Work task
Reproduce the listing in full. Keep every character unchanged.

═══ Excerpted records

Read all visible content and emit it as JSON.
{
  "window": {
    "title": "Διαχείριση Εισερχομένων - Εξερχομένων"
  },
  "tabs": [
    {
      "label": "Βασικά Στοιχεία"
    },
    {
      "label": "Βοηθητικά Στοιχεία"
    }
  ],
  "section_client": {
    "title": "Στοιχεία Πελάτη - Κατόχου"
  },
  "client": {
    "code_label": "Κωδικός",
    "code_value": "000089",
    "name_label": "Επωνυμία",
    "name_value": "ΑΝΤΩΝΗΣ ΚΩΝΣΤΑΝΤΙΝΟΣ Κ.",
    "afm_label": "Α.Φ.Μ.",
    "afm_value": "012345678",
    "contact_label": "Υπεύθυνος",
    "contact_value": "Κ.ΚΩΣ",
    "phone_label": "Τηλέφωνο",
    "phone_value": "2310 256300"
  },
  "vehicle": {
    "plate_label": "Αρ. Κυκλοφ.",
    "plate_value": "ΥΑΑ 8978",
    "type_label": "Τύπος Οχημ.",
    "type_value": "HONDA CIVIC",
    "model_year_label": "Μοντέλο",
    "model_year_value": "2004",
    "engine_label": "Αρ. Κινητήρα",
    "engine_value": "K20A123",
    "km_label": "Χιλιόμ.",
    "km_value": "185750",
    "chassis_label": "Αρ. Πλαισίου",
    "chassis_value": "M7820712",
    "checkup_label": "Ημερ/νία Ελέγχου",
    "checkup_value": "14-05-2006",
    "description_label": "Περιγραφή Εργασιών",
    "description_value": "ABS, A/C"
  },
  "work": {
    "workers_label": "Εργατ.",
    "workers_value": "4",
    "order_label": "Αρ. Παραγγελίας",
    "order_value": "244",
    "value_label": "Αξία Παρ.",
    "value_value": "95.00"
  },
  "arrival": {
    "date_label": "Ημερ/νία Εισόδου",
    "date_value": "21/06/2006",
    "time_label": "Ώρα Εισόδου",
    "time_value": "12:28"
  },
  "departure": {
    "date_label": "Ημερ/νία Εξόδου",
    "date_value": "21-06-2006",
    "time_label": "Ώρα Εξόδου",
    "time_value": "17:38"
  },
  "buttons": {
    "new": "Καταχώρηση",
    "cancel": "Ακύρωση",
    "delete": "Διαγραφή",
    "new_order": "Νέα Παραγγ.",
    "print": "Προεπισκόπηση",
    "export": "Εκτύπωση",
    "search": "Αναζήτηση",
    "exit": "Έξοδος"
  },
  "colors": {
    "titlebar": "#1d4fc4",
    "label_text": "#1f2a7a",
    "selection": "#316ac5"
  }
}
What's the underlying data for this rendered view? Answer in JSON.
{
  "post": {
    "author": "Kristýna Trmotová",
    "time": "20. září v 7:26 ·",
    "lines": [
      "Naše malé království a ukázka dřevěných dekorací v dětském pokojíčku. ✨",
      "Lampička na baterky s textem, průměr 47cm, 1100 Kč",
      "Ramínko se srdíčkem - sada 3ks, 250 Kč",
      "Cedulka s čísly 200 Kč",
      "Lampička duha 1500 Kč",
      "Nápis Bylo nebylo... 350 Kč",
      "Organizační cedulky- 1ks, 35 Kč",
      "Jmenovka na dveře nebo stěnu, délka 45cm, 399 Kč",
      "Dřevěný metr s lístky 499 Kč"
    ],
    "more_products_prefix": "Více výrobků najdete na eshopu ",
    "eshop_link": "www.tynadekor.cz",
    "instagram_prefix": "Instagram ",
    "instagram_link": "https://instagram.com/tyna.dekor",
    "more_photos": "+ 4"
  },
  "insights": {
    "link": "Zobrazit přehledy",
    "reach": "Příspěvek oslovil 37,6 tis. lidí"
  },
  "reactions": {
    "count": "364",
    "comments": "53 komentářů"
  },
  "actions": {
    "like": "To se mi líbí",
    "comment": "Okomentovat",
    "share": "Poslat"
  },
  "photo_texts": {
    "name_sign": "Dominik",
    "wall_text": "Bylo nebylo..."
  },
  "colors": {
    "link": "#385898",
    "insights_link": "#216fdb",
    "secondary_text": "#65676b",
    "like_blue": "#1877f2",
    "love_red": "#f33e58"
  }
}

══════

Answer space
Read all visible content and emit it as JSON.
{
  "window": {
    "title": "Διαχείριση Εισερχομένων - Εξερχομένων"
  },
  "tabs": [
    {
      "label": "Βασικά Στοιχεία"
    },
    {
      "label": "Βοηθητικά Στοιχεία"
    }
  ],
  "section_client": {
    "title": "Στοιχεία Πελάτη - Κατόχου"
  },
  "client": {
    "code_label": "Κωδικός",
    "code_value": "000089",
    "name_label": "Επωνυμία",
    "name_value": "ΑΝΤΩΝΗΣ ΚΩΝΣΤΑΝΤΙΝΟΣ Κ.",
    "afm_label": "Α.Φ.Μ.",
    "afm_value": "012345678",
    "contact_label": "Υπεύθυνος",
    "contact_value": "Κ.ΚΩΣ",
    "phone_label": "Τηλέφωνο",
    "phone_value": "2310 256300"
  },
  "vehicle": {
    "plate_label": "Αρ. Κυκλοφ.",
    "plate_value": "ΥΑΑ 8978",
    "type_label": "Τύπος Οχημ.",
    "type_value": "HONDA CIVIC",
    "model_year_label": "Μοντέλο",
    "model_year_value": "2004",
    "engine_label": "Αρ. Κινητήρα",
    "engine_value": "K20A123",
    "km_label": "Χιλιόμ.",
    "km_value": "185750",
    "chassis_label": "Αρ. Πλαισίου",
    "chassis_value": "M7820712",
    "checkup_label": "Ημερ/νία Ελέγχου",
    "checkup_value": "14-05-2006",
    "description_label": "Περιγραφή Εργασιών",
    "description_value": "ABS, A/C"
  },
  "work": {
    "workers_label": "Εργατ.",
    "workers_value": "4",
    "order_label": "Αρ. Παραγγελίας",
    "order_value": "244",
    "value_label": "Αξία Παρ.",
    "value_value": "95.00"
  },
  "arrival": {
    "date_label": "Ημερ/νία Εισόδου",
    "date_value": "21/06/2006",
    "time_label": "Ώρα Εισόδου",
    "time_value": "12:28"
  },
  "departure": {
    "date_label": "Ημερ/νία Εξόδου",
    "date_value": "21-06-2006",
    "time_label": "Ώρα Εξόδου",
    "time_value": "17:38"
  },
  "buttons": {
    "new": "Καταχώρηση",
    "cancel": "Ακύρωση",
    "delete": "Διαγραφή",
    "new_order": "Νέα Παραγγ.",
    "print": "Προεπισκόπηση",
    "export": "Εκτύπωση",
    "search": "Αναζήτηση",
    "exit": "Έξοδος"
  },
  "colors": {
    "titlebar": "#1d4fc4",
    "label_text": "#1f2a7a",
    "selection": "#316ac5"
  }
}
What's the underlying data for this rendered view? Answer in JSON.
{
  "post": {
    "author": "Kristýna Trmotová",
    "time": "20. září v 7:26 ·",
    "lines": [
      "Naše malé království a ukázka dřevěných dekorací v dětském pokojíčku. ✨",
      "Lampička na baterky s textem, průměr 47cm, 1100 Kč",
      "Ramínko se srdíčkem - sada 3ks, 250 Kč",
      "Cedulka s čísly 200 Kč",
      "Lampička duha 1500 Kč",
      "Nápis Bylo nebylo... 350 Kč",
      "Organizační cedulky- 1ks, 35 Kč",
      "Jmenovka na dveře nebo stěnu, délka 45cm, 399 Kč",
      "Dřevěný metr s lístky 499 Kč"
    ],
    "more_products_prefix": "Více výrobků najdete na eshopu ",
    "eshop_link": "www.tynadekor.cz",
    "instagram_prefix": "Instagram ",
    "instagram_link": "https://instagram.com/tyna.dekor",
    "more_photos": "+ 4"
  },
  "insights": {
    "link": "Zobrazit přehledy",
    "reach": "Příspěvek oslovil 37,6 tis. lidí"
  },
  "reactions": {
    "count": "364",
    "comments": "53 komentářů"
  },
  "actions": {
    "like": "To se mi líbí",
    "comment": "Okomentovat",
    "share": "Poslat"
  },
  "photo_texts": {
    "name_sign": "Dominik",
    "wall_text": "Bylo nebylo..."
  },
  "colors": {
    "link": "#385898",
    "insights_link": "#216fdb",
    "secondary_text": "#65676b",
    "like_blue": "#1877f2",
    "love_red": "#f33e58"
  }
}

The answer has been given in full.